Is Twitter Shallow?
Question: Is Twitter actually useful? I feel like it’s impossible to form a meaningful relationship in 140 characters and I don’t have that much time to devote to Twitter.
You wouldn't be the first to lament that Twitter's bite-sized exchanges are inane and unimportant. But Twitter’s focus on “the small stuff” has two advantages:
1. Twitter’s low-key nature makes it the only venue in which it’s completely appropriate to chat up a creative - about something relevant, of course - who normally wouldn’t give you the time of day.
2. While you won’t be baring your soul, you can get closer to genuine conversation than you would by “copyschmoozing.”
Copyschmoozing: Hiding Behind Bio Statements and Blog Posts
The longer the piece of writing, the more artists tend to copyschmooze: censor and edit themselves into the same sanitized persona. For example:
- John Photographer: passionate about light, can execute your vision on budget
- Jane Illustrator: years of experience, diverse clients, loves her morning coffee
- Jack Artist Rep: top talent for any project
But if I'm a prospective client, what does a cautiously-worded spiel tell me about the chemistry we'll have while working on my next project? Even blogs can still feel edited and restrained.
Twitter is for Humans, Not Brands
Who do you feel more connected to?
- John: professional, experienced and friendly
- Jane: professional, experienced and friendly - but also: finally beat her nephew at foosball, saw an ad campaign so compelling it knocked the wind out of her, and has a funny response to your complaint about a hostile barista
Not only can Twitter help you make contact with those elusive creatives, it may even be a more effective vehicle than a long piece that smells of nervous, at-least-five-revisions copywriting. The immediacy, brevity and relatively quick death of each Tweet encourages you to share the humbler, more casual moments between saving clients from peril or utilizing your creative genius.
For a real life example, I recently needed an illustrator. From several competent artists, I settled on one whose Twitter feed made her seem friendly, passionate and down-to-earth. Perhaps the other candidates would have been equally pleasant to work with, but their websites were so neutrally written and meticulously branded, how would I know?
No Time to Tweet
Yes, to grow a hefty base of followers you'll need to make a more time-consuming investment. But for the purposes of asserting your humanity to a drive-by client, start small:

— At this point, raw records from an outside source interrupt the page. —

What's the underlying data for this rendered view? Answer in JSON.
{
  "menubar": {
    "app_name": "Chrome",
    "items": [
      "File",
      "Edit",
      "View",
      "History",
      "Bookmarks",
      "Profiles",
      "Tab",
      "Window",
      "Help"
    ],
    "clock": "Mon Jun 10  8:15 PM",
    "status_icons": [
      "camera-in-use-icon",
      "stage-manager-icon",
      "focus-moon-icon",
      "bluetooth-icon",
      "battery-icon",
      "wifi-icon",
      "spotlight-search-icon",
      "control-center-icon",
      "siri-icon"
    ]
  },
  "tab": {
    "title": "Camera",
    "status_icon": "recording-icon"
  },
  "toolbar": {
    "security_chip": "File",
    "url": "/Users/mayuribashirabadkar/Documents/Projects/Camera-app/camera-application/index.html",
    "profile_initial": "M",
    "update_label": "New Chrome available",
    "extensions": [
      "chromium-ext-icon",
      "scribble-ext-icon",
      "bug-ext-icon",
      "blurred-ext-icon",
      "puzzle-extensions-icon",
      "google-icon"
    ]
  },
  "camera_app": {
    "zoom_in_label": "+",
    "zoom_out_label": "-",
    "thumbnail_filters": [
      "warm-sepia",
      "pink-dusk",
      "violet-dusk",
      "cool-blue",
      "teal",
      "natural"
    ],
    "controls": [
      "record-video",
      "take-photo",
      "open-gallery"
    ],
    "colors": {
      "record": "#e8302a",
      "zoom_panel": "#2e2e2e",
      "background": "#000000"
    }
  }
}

- Post once per day
- Follow creatives of interest, and occasionally reply in a casual, conversational tone to their tweets
- No need to be devastatingly profound; just share what you're excited about, laughing at, or pondering – especially if it’s industry-related
- Withhold anything incriminating or unprofessional, but don't be afraid to let your humanity shine through
Twitter may not be the deepest social media network, but it's one of the most promising avenues for letting clients see the person behind the presentation. Give it a shot!
Melissa Pang is Agency Access' copywriter, with several years under her belt working with artists at FoundFolios and The ADBASE Group. Melissa loves a good adverb, keeps one eye (or two) on the advertising industry and has a soft spot for illustration. Agency Access
1. If the Social Media Shoe Fits
2. Creative Collision: Is Social Media Crucial - or Trivial?
3. Can You Tell Me About Yourself?